Scarpino said that after striking Brescia in Harrison, Mangano didn’t stop, and instead continued driving, exiting I-95 and circling back to view the scene, at which point state police and paramedics had responded to the site. He proceeded to pass through the New Rochelle Toll Plaza again and passed the scene, heading north toward his destination in Connecticut.

“At no time, did he stop to report his involvement or provide information to police,” Scarpino noted.

State police had to get down and dirty to track down Mangano, relying on “old-fashioned police work,” not advanced technologies.
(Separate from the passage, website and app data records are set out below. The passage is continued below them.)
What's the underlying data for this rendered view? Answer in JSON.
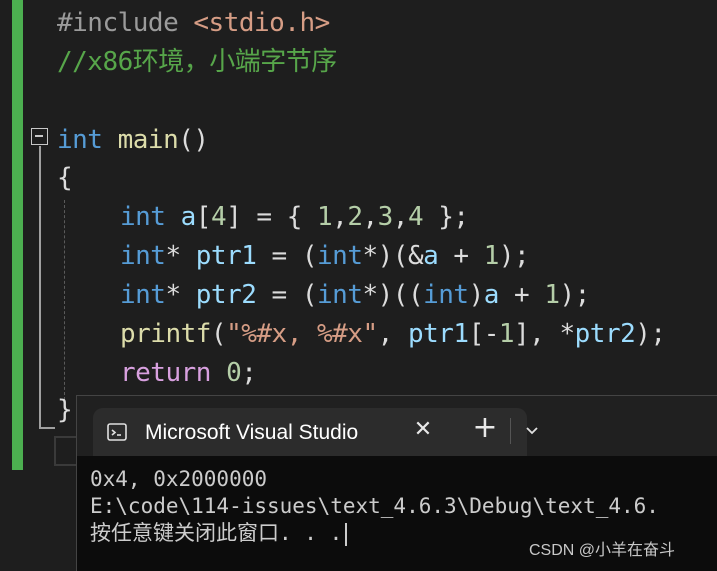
{
  "editor": {
    "lines": {
      "include": {
        "directive": "#include",
        "header": "<stdio.h>"
      },
      "comment": "//x86环境，小端字节序",
      "main_decl": {
        "type": "int",
        "name": "main",
        "parens": "()"
      },
      "open_brace": "{",
      "line_a": {
        "type": "int",
        "id": "a",
        "rest1": "[",
        "num_size": "4",
        "rest2": "] = { ",
        "n1": "1",
        "c1": ",",
        "n2": "2",
        "c2": ",",
        "n3": "3",
        "c3": ",",
        "n4": "4",
        "rest3": " };"
      },
      "line_ptr1": {
        "type": "int",
        "star": "* ",
        "id": "ptr1",
        "eq": " = (",
        "cast_type": "int",
        "cast_end": "*)(&",
        "a": "a",
        "plus": " + ",
        "one": "1",
        "end": ");"
      },
      "line_ptr2": {
        "type": "int",
        "star": "* ",
        "id": "ptr2",
        "eq": " = (",
        "cast_type": "int",
        "cast_mid": "*)((",
        "cast_type2": "int",
        "cast_close": ")",
        "a": "a",
        "plus": " + ",
        "one": "1",
        "end": ");"
      },
      "line_printf": {
        "fn": "printf",
        "open": "(",
        "fmt": "\"%#x, %#x\"",
        "sep1": ", ",
        "arg1": "ptr1",
        "idx": "[-",
        "idx_num": "1",
        "idx_end": "], *",
        "arg2": "ptr2",
        "end": ");"
      },
      "line_return": {
        "kw": "return",
        "space": " ",
        "num": "0",
        "end": ";"
      },
      "close_brace": "}"
    }
  },
  "terminal": {
    "tab_title": "Microsoft Visual Studio",
    "close_glyph": "✕",
    "add_glyph": "+",
    "output": [
      "0x4, 0x2000000",
      "E:\\code\\114-issues\\text_4.6.3\\Debug\\text_4.6.",
      "按任意键关闭此窗口. . ."
    ]
  },
  "watermark": "CSDN @小羊在奋斗",
  "colors": {
    "editor_bg": "#1e1e1e",
    "keyword": "#569cd6",
    "function": "#dcdcaa",
    "number": "#b5cea8",
    "string": "#d69d85",
    "comment": "#57a64a",
    "change_bar": "#4caf50",
    "terminal_bg": "#0c0c0c"
  },
  "icons": [
    "terminal-icon",
    "close-icon",
    "add-tab-icon",
    "chevron-down-icon",
    "collapse-icon"
  ]
}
Police said that initially, there was little evidence to help make a case, but a few small pieces of broken plastic left at the scene from the hit-and-run’s side view mirror gave investigators their break. State police were able to determine the specific type of plastic used to make the mirror fragments and subsequently tracked down the manufacturers.

After contacting the manufacturers, one of them identified the plastic fragments to a particular mirror that is commissioned for trucks made by GMC and Isuzu, police said. Through contact with auto parts distribution centers and dealers, they obtained a list of customers who had recently had their right side view mirror replaced.

According to police, troopers interviewed customers until a suspect - Mangano - was identified. Ultimately, Mangano, who serves as a substitute driver for a Queens trucking company, was determined to be the suspect that left the scene, police said.

Mangano is due back in court in March for sentencing, where he will face up to seven years in state prison.

to sign up for Daily Voice's free daily emails and news alerts.

Welcome to

Pleasantville Daily Voice!

This is a one time message inviting you to keep in touch

Get important news about your town as it happens.